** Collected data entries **

◆ ◆ ◆

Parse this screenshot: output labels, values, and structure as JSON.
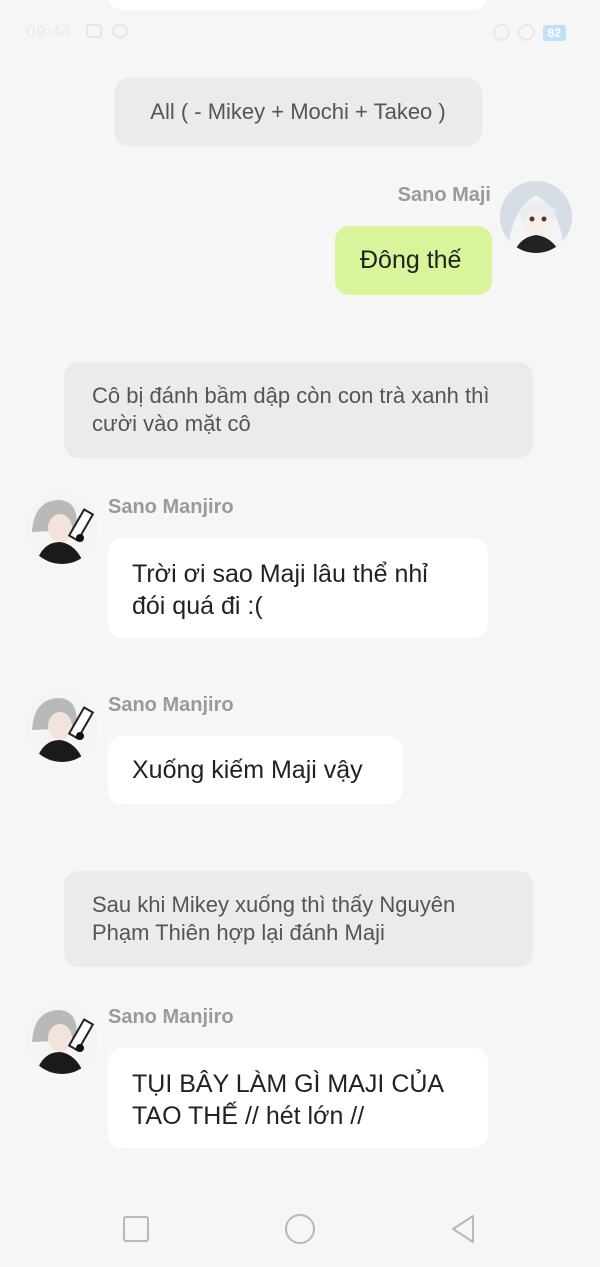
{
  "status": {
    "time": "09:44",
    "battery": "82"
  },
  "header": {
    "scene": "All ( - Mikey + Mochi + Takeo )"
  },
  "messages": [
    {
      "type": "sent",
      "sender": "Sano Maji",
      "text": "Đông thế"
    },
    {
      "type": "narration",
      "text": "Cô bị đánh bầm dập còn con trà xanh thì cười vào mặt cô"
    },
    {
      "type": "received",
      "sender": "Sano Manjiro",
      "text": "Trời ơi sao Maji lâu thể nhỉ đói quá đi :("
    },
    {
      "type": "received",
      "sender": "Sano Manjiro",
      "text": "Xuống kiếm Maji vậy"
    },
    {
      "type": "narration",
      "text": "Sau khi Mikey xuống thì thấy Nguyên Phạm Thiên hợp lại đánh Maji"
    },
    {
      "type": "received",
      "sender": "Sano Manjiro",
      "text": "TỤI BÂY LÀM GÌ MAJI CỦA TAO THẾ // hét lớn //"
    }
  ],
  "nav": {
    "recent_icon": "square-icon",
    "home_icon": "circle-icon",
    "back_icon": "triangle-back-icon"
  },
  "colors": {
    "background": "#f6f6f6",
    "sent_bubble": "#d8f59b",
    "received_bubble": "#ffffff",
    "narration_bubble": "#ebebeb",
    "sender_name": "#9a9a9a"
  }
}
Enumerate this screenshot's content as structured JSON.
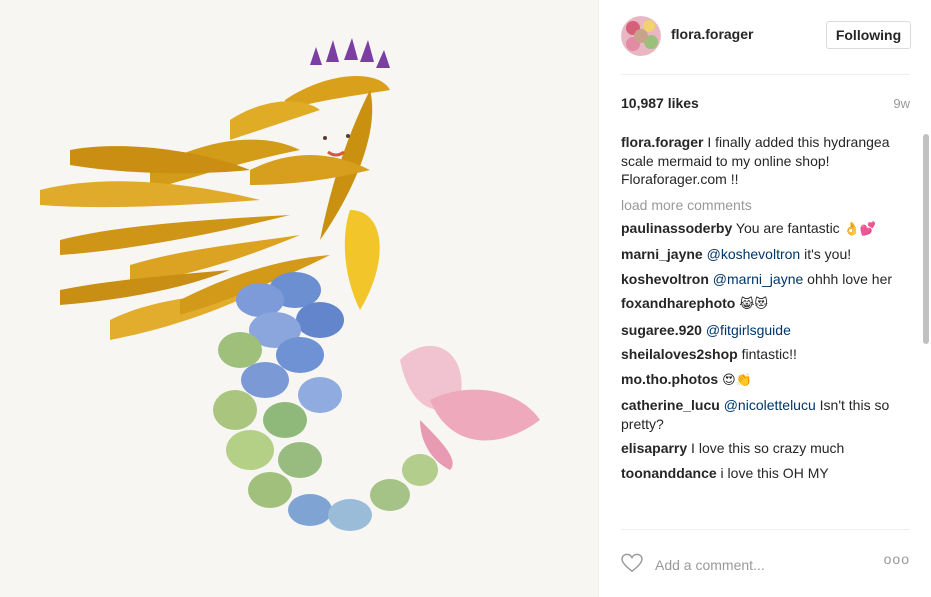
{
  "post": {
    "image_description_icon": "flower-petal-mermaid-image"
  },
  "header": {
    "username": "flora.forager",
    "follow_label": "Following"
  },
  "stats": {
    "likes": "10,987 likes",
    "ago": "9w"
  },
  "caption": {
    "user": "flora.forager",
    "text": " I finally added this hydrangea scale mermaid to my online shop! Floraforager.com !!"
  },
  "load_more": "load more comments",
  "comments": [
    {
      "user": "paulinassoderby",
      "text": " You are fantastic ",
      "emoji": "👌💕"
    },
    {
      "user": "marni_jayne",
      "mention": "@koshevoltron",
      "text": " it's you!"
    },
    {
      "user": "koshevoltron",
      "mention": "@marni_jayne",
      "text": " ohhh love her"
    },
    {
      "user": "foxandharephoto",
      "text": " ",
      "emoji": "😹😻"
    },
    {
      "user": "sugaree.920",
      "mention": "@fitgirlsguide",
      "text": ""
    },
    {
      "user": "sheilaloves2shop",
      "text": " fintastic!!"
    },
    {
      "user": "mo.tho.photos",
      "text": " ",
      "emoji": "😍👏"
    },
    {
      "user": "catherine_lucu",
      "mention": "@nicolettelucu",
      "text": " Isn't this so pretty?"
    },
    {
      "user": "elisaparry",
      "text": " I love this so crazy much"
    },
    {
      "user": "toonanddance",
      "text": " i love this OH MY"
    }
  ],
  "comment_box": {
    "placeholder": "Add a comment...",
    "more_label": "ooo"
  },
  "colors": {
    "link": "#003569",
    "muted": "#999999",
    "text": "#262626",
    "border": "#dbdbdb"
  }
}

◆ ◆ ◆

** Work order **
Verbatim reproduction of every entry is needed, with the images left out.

** Expected answer **
Parse this screenshot: output labels, values, and structure as JSON.
{
  "status": {
    "time": "09:44",
    "battery": "82"
  },
  "header": {
    "scene": "All ( - Mikey + Mochi + Takeo )"
  },
  "messages": [
    {
      "type": "sent",
      "sender": "Sano Maji",
      "text": "Đông thế"
    },
    {
      "type": "narration",
      "text": "Cô bị đánh bầm dập còn con trà xanh thì cười vào mặt cô"
    },
    {
      "type": "received",
      "sender": "Sano Manjiro",
      "text": "Trời ơi sao Maji lâu thể nhỉ đói quá đi :("
    },
    {
      "type": "received",
      "sender": "Sano Manjiro",
      "text": "Xuống kiếm Maji vậy"
    },
    {
      "type": "narration",
      "text": "Sau khi Mikey xuống thì thấy Nguyên Phạm Thiên hợp lại đánh Maji"
    },
    {
      "type": "received",
      "sender": "Sano Manjiro",
      "text": "TỤI BÂY LÀM GÌ MAJI CỦA TAO THẾ // hét lớn //"
    }
  ],
  "nav": {
    "recent_icon": "square-icon",
    "home_icon": "circle-icon",
    "back_icon": "triangle-back-icon"
  },
  "colors": {
    "background": "#f6f6f6",
    "sent_bubble": "#d8f59b",
    "received_bubble": "#ffffff",
    "narration_bubble": "#ebebeb",
    "sender_name": "#9a9a9a"
  }
}
Enumerate this screenshot's content as structured JSON.
{
  "post": {
    "image_description_icon": "flower-petal-mermaid-image"
  },
  "header": {
    "username": "flora.forager",
    "follow_label": "Following"
  },
  "stats": {
    "likes": "10,987 likes",
    "ago": "9w"
  },
  "caption": {
    "user": "flora.forager",
    "text": " I finally added this hydrangea scale mermaid to my online shop! Floraforager.com !!"
  },
  "load_more": "load more comments",
  "comments": [
    {
      "user": "paulinassoderby",
      "text": " You are fantastic ",
      "emoji": "👌💕"
    },
    {
      "user": "marni_jayne",
      "mention": "@koshevoltron",
      "text": " it's you!"
    },
    {
      "user": "koshevoltron",
      "mention": "@marni_jayne",
      "text": " ohhh love her"
    },
    {
      "user": "foxandharephoto",
      "text": " ",
      "emoji": "😹😻"
    },
    {
      "user": "sugaree.920",
      "mention": "@fitgirlsguide",
      "text": ""
    },
    {
      "user": "sheilaloves2shop",
      "text": " fintastic!!"
    },
    {
      "user": "mo.tho.photos",
      "text": " ",
      "emoji": "😍👏"
    },
    {
      "user": "catherine_lucu",
      "mention": "@nicolettelucu",
      "text": " Isn't this so pretty?"
    },
    {
      "user": "elisaparry",
      "text": " I love this so crazy much"
    },
    {
      "user": "toonanddance",
      "text": " i love this OH MY"
    }
  ],
  "comment_box": {
    "placeholder": "Add a comment...",
    "more_label": "ooo"
  },
  "colors": {
    "link": "#003569",
    "muted": "#999999",
    "text": "#262626",
    "border": "#dbdbdb"
  }
}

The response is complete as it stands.